(Beginning of Given data)

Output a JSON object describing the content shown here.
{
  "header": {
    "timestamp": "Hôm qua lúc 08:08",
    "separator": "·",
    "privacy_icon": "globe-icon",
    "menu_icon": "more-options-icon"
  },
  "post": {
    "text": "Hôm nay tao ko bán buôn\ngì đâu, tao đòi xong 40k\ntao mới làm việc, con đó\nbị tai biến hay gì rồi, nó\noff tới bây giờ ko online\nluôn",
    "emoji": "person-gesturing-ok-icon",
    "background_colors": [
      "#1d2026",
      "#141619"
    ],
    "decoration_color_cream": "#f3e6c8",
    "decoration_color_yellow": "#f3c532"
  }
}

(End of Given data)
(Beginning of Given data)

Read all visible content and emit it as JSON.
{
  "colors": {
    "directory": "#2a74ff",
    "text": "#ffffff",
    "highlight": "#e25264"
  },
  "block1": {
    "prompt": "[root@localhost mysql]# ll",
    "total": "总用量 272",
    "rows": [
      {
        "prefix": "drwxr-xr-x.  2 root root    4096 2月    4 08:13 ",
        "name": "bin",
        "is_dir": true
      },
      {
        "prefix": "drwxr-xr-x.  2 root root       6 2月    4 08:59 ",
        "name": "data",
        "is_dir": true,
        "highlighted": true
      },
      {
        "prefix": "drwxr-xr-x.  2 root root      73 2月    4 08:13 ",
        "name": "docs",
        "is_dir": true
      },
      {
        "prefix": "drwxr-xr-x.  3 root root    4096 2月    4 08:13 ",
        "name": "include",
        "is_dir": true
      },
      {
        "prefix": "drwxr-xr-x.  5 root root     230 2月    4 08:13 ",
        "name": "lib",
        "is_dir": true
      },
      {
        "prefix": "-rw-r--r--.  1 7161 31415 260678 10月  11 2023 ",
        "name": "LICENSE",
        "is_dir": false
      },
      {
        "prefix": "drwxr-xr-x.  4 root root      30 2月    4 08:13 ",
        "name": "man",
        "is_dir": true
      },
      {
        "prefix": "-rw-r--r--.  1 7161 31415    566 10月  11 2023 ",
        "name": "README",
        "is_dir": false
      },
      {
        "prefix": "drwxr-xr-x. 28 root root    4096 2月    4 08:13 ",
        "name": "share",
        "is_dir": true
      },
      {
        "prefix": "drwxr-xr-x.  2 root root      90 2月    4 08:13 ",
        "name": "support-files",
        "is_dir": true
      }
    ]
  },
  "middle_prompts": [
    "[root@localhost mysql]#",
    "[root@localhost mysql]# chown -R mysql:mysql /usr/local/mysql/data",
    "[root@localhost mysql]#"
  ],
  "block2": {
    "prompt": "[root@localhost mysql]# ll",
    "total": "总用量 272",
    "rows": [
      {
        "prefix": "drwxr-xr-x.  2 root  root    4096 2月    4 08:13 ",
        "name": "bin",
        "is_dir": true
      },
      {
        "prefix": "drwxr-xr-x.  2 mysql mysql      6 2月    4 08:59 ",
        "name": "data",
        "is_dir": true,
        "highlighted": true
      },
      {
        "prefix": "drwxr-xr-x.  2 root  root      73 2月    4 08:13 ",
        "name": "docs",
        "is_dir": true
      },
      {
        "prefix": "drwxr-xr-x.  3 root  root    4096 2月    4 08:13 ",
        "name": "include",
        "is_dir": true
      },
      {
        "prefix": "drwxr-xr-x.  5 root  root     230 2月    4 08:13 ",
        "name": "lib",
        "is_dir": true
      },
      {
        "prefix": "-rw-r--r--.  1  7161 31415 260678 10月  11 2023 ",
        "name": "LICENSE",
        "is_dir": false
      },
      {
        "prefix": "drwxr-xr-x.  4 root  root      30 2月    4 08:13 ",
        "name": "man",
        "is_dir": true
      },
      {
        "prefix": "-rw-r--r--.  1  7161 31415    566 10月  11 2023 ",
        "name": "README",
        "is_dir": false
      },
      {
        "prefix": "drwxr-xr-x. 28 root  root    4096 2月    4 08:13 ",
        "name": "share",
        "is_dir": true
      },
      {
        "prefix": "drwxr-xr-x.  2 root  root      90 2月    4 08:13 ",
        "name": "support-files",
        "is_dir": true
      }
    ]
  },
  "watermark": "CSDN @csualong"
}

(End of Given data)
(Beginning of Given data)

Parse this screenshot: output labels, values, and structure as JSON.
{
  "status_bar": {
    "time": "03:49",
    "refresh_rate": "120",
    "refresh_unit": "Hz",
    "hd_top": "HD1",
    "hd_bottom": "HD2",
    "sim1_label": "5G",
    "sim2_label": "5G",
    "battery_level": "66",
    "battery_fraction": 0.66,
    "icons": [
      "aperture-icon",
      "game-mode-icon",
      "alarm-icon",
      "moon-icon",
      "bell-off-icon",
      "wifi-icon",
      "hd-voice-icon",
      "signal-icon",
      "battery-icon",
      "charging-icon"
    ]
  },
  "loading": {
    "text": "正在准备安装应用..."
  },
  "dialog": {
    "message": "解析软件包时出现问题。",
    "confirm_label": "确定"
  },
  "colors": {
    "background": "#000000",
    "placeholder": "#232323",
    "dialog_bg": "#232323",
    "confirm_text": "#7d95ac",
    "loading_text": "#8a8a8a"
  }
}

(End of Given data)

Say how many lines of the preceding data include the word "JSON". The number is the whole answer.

→ Task answer
3